Object name: PNG104+01.0

Designation(s): NGC7261, PNG104+01.0,

NGC 7261 is an open cluster in southern Cepheus located about 5500 light-years away according to WEBDA. They place its age at only 47 million years making it a rather young open cluster. So why are the stars only sort of blue? A cluster that young should be full of very blue stars. The reason is it is reddened by nearly a full magnitude by dust in our galaxy that lies between us and the cluster. The cluster is ill-defined, especially at my image scale. I reduced the scale to 1.5\" per pixel and it is still rather hard to define. The pros seem to have a problem as well as I found 5\', 6\', 8\' and 10 to 15 minutes for its size. NGC project classifies it as Trumpler class II3m while Seligman says III1p. It was discovered by John Herschel on October 5, 1829.

Professor Harold Corwin says of it: \"JH\'s cluster is probably the scattered group of pretty bright stars, stretching nearly north-south across an area 15\' by 10\', about 20 seconds preceding his position for the bright star on its following edge. There is a smaller core (7\' by 5\') of generally fainter stars about five arcminutes north-northeast of the center of the larger group. Is this perhaps a background cluster?\"

While the cluster is hard to make out at my image scale it does stand out in very wide field images such as Jim Thommes\' image of it and nearby Sharpless 135 that can be found at: http://www.jthommes.com/Astro/Sh2-135.htm .
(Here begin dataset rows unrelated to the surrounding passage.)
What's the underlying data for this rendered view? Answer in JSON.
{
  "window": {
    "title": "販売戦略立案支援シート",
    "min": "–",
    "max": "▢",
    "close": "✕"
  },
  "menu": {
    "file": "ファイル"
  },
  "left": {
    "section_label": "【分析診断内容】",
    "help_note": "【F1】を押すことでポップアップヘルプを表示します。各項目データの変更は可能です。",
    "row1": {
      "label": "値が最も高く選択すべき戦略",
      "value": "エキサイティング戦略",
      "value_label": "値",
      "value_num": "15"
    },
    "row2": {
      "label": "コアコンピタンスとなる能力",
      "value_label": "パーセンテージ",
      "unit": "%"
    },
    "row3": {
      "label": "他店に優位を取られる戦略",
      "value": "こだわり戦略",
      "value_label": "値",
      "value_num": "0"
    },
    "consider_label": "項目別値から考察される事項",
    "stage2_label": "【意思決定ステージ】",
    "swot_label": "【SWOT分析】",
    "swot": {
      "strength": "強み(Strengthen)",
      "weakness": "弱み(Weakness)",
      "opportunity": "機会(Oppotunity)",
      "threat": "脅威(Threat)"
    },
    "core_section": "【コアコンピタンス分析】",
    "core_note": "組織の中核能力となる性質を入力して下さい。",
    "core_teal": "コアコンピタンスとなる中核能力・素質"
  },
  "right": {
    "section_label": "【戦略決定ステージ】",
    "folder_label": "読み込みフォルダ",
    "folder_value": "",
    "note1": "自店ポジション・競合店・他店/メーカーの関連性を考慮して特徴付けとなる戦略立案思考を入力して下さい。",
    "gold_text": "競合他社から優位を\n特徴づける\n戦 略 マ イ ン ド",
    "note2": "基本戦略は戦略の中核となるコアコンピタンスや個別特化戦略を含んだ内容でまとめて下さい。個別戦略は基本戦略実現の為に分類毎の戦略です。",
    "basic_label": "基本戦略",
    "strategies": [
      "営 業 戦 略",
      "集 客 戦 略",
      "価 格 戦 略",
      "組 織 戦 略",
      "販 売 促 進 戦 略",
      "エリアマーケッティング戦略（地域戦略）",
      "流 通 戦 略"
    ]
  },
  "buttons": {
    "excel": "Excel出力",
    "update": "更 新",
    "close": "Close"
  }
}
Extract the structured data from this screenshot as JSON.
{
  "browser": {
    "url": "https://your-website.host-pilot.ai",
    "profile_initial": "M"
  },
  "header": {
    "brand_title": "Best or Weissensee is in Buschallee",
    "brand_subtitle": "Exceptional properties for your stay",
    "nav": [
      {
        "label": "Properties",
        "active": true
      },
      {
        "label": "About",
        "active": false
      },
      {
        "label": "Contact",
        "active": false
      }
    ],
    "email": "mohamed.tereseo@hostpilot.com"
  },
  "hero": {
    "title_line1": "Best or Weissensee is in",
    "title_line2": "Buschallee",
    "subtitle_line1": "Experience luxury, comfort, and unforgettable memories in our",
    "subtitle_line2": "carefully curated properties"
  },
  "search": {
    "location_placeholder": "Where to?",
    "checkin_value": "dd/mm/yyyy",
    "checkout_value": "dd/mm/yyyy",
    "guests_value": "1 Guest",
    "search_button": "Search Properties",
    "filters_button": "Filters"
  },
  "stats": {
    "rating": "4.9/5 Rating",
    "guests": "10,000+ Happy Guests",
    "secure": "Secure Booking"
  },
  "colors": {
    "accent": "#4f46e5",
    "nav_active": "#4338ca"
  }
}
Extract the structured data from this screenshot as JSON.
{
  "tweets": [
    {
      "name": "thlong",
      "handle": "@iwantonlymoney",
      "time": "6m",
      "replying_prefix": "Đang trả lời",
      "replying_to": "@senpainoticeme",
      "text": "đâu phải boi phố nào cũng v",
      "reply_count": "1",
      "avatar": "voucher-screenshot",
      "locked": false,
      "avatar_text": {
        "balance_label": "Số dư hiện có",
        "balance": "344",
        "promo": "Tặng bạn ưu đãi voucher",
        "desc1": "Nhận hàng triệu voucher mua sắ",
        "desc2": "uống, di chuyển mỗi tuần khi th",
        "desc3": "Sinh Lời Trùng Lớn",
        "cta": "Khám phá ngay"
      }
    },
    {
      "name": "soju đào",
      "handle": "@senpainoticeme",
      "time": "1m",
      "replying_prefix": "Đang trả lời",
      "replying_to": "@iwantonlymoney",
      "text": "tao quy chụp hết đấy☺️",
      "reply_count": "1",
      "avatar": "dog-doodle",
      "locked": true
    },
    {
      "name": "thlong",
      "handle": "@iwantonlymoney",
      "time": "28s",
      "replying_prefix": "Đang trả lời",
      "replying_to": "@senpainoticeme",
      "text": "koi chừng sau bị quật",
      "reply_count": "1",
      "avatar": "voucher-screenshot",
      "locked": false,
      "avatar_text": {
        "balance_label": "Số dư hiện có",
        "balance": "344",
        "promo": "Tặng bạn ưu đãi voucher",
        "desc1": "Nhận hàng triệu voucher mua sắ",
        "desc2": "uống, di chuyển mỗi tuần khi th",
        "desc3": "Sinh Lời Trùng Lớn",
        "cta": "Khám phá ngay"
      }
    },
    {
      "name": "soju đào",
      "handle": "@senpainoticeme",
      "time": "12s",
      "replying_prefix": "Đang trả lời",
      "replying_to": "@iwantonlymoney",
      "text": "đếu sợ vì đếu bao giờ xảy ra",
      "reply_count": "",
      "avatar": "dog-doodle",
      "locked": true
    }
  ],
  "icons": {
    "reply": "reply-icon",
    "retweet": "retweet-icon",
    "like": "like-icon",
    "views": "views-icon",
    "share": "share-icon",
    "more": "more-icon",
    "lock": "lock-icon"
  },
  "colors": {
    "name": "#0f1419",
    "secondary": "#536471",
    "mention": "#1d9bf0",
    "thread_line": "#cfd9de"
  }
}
With no galaxies or asteroids I wasn\'t going to prepare an annotated image then I found the field contains a rather interesting star-like planetary nebula PN G104+01.0 north of the cluster. I had to label it to allow it to be found. It has a lot of references at SIMBAD, most just catalog entries but some refer to it as containing a large amount of hot dust. That would likely explain its odd color that\'s very different from what you\'d expect a planetary nebula to be. I did find a 1992 paper giving its distance as 10,500 light-years and its diameter as 0.04 light-years. This would indicate it is a very young planetary and explains its star-like appearance. Only the HST can resolve it. I\'ve included an OIII filtered image of it by the HST. The bright stars in the HST image are seen in my image just that most are larger than the planetary in my image while the resolution of the HST makes them much smaller. The nebula itself is overexposed. I didn\'t try to process the original FITS data. Those interested can find it at the HST Legacy Archive website. The 1992 paper can be found at: http://cdsads.u-strasbg.fr/cgi-bin/nph-bib_query?1992A%26AS...94..399C&db_key=AST&nosetcookie=1

My image contains a very blue star. Often these are listed at SIMBAD a white dwarf stars or turn out to be quasars. Unfortunately, I could find nothing about this blue star. I\'ve noted it in the annotated image along with the planetary nebula.

14\" LX200R @ f/10, L=4x10\' RGB=2x10\', STL-11000XM, Paramount ME